■ MATERIAL SHOWN:
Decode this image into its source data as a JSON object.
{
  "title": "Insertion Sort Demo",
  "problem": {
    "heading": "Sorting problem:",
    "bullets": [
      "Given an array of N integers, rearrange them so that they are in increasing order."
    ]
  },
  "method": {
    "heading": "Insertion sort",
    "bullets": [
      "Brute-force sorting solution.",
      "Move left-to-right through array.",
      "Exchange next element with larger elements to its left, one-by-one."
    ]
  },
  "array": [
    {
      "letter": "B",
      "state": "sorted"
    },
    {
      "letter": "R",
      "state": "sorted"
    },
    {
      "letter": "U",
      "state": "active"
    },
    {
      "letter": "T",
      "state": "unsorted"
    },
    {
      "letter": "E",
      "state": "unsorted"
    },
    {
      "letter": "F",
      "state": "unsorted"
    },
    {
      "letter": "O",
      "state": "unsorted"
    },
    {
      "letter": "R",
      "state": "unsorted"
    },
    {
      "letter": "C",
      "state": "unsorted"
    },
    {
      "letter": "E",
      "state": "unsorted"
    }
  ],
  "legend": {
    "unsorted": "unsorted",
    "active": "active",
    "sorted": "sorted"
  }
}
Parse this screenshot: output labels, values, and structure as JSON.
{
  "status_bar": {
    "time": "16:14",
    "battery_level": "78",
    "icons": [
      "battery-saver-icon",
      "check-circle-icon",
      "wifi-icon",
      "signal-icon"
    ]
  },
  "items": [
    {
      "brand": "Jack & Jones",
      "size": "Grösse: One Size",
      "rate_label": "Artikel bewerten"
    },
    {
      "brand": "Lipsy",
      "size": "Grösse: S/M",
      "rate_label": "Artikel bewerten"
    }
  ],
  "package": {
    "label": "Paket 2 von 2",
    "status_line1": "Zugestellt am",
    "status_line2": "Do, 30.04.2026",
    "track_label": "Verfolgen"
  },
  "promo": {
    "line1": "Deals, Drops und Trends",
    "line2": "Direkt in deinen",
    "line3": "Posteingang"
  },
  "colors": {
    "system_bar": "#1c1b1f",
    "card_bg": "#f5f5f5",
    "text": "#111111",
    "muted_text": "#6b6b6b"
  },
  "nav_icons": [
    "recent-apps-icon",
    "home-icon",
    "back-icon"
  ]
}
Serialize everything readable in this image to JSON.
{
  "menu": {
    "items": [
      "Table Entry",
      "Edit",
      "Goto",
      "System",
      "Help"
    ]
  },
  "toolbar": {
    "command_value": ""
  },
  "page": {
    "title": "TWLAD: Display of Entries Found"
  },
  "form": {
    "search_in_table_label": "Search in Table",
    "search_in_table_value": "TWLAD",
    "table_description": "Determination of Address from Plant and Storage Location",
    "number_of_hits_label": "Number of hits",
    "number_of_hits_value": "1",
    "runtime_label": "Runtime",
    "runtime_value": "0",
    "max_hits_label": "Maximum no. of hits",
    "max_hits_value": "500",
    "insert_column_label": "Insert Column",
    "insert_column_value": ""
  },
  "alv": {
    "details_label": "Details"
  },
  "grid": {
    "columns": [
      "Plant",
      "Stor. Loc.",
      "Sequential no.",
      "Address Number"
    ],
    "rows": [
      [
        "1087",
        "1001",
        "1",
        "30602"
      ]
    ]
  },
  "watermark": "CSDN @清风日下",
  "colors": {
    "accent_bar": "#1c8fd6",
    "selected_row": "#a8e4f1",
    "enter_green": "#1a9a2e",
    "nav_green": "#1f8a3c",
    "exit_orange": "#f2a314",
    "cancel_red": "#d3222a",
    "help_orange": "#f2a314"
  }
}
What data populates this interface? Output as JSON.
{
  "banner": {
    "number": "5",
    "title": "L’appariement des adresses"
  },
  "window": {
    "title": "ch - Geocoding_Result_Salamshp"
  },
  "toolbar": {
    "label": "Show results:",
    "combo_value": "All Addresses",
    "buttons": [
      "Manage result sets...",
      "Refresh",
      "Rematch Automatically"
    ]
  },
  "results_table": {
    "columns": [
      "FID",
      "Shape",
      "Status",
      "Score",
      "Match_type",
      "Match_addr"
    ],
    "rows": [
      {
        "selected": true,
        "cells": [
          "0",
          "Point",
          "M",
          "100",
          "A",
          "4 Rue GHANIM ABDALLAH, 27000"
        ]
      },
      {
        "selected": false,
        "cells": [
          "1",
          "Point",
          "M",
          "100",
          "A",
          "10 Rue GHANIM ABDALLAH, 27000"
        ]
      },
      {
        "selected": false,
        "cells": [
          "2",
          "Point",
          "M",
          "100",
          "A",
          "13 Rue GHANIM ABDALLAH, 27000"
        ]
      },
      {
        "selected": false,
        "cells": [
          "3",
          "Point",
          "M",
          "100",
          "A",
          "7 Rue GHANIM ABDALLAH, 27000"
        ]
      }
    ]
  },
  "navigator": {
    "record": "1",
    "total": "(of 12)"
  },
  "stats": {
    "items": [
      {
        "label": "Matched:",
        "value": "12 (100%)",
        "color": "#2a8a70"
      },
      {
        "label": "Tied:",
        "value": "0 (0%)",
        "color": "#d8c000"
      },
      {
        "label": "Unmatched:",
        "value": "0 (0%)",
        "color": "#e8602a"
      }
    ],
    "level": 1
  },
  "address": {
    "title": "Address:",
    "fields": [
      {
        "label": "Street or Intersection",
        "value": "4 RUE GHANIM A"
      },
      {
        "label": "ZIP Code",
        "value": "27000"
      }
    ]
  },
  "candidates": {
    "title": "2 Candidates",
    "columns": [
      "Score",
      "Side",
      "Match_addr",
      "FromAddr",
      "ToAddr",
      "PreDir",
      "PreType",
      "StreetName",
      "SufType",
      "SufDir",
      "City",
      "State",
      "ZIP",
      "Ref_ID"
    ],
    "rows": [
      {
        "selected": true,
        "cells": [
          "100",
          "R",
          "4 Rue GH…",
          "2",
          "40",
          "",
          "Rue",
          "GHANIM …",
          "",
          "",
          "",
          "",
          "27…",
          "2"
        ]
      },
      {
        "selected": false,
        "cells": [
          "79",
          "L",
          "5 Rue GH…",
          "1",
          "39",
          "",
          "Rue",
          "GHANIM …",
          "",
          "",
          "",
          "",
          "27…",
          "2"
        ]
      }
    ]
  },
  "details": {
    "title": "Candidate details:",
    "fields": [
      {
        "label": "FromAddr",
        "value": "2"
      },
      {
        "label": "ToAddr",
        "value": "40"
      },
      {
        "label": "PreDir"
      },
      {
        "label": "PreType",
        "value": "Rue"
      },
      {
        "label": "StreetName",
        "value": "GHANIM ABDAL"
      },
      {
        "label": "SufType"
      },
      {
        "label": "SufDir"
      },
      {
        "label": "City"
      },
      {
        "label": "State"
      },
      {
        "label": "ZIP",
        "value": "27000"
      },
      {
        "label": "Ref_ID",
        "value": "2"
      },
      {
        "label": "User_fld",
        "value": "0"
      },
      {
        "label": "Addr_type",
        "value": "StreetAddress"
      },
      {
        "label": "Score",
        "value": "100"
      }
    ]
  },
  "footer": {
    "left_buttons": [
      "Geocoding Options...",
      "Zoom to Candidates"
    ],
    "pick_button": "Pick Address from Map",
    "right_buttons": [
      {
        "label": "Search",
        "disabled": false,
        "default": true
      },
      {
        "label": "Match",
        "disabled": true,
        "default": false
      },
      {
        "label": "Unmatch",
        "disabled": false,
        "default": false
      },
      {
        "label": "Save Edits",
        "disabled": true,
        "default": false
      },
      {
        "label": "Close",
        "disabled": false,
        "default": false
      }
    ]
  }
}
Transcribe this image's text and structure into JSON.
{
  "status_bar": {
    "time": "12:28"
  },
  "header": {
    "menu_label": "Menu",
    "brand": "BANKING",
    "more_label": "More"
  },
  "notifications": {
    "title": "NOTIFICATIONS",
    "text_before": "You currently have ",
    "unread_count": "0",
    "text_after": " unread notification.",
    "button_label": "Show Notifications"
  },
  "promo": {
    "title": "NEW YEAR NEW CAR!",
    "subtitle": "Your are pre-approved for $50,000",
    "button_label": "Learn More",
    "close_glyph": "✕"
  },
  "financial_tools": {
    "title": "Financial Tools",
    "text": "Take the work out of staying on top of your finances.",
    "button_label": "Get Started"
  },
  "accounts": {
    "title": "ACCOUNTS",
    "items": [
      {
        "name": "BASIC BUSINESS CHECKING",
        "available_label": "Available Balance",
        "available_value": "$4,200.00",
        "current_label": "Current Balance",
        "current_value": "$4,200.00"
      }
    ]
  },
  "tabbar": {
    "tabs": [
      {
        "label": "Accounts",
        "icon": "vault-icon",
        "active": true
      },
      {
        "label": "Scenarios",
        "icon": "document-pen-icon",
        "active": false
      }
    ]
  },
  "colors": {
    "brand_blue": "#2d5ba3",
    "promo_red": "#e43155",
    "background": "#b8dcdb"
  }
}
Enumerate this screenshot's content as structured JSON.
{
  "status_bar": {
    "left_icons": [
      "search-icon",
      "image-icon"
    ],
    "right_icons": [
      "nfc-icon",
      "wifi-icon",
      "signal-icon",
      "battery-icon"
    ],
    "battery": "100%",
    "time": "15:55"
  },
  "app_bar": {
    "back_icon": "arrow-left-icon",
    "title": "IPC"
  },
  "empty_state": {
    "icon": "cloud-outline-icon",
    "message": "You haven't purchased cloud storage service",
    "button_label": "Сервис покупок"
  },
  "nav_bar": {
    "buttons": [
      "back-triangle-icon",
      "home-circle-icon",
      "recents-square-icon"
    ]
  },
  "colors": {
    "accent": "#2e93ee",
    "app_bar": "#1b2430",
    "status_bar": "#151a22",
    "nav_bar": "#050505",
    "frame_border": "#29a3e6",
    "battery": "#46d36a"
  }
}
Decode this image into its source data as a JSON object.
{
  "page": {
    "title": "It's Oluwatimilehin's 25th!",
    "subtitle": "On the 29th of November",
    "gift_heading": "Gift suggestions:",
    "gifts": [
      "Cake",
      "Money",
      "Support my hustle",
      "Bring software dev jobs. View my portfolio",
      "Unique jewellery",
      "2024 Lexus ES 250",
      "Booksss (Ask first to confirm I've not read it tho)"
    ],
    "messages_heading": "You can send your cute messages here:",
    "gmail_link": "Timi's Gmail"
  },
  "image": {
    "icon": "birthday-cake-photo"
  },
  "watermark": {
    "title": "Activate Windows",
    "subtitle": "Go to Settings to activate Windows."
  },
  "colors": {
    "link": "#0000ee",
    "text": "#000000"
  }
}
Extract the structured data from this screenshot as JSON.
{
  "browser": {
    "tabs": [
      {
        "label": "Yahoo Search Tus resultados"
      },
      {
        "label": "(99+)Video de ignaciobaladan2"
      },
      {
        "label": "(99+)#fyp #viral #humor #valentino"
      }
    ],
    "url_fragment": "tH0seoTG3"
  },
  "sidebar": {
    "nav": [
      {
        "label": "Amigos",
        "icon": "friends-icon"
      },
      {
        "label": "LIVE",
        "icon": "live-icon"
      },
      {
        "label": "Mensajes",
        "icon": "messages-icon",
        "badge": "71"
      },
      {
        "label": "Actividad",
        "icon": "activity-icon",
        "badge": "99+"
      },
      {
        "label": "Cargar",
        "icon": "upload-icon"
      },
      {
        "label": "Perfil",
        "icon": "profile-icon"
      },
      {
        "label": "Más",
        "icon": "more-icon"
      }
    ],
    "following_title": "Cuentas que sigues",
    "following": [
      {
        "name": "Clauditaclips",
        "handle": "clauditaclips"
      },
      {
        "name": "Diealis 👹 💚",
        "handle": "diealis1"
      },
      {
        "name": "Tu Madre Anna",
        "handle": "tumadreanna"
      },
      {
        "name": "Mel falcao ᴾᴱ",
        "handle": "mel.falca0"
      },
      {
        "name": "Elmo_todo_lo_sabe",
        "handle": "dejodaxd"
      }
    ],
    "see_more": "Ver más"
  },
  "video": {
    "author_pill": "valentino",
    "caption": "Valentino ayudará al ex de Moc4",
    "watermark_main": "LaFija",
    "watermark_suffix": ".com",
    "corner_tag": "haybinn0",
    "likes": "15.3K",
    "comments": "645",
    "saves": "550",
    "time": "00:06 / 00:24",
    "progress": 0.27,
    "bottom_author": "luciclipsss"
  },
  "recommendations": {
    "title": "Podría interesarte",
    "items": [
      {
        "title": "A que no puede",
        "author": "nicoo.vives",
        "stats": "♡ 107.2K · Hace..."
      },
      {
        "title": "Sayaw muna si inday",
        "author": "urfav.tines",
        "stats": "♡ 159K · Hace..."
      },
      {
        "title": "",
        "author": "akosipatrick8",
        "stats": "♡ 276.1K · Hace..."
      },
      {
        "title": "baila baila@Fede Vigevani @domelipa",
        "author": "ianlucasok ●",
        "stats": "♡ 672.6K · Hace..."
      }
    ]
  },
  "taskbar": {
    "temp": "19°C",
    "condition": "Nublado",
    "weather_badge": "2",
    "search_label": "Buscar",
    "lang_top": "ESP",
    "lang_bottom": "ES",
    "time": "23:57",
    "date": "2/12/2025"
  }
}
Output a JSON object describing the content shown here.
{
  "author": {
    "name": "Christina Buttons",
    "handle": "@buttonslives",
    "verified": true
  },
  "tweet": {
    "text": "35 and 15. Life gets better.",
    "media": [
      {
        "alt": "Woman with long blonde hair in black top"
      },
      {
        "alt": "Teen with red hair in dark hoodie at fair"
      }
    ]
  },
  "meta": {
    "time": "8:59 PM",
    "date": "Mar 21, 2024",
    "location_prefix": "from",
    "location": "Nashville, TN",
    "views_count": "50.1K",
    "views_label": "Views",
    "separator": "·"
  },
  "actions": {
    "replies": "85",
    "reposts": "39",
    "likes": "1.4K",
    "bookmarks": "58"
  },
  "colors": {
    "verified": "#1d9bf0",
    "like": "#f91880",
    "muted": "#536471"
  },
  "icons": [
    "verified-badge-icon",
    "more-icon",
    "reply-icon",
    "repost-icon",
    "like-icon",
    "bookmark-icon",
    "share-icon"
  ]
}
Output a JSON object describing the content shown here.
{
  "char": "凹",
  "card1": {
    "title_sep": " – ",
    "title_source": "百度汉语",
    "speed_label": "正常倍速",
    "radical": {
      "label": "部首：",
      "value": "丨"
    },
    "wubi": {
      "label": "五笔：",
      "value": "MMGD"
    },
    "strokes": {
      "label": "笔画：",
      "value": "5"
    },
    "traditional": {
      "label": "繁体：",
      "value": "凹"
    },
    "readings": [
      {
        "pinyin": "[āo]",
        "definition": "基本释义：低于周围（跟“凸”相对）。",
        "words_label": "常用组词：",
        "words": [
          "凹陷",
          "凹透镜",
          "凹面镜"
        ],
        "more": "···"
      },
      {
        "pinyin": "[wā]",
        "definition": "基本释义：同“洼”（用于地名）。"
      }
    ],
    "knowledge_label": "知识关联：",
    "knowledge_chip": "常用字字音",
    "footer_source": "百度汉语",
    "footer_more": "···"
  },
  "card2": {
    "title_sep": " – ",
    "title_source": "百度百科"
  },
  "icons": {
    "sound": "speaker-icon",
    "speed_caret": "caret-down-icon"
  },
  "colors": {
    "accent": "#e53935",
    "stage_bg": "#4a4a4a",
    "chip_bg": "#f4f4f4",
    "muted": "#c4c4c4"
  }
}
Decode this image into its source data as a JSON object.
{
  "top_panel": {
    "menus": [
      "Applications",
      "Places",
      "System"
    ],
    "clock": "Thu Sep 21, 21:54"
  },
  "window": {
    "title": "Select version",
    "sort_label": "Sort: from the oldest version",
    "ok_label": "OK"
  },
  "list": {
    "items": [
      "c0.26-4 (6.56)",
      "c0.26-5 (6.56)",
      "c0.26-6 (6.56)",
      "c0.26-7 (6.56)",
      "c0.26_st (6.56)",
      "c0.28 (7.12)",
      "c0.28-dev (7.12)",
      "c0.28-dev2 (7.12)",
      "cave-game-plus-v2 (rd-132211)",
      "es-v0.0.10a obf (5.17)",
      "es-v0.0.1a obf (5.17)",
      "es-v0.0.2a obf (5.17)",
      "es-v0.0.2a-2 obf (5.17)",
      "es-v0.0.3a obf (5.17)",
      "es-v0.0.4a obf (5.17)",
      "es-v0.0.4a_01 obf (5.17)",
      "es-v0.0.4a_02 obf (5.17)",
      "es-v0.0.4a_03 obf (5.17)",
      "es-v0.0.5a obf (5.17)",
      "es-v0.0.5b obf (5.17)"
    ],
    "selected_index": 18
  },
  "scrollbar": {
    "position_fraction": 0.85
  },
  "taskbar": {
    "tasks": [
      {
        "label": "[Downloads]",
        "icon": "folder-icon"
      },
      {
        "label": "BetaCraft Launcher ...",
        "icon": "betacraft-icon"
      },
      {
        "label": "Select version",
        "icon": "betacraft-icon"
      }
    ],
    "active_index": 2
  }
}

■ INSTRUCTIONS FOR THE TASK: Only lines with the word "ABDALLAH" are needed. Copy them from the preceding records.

■ THE ANSWER:
          "4 Rue GHANIM ABDALLAH, 27000"
          "10 Rue GHANIM ABDALLAH, 27000"
          "13 Rue GHANIM ABDALLAH, 27000"
          "7 Rue GHANIM ABDALLAH, 27000"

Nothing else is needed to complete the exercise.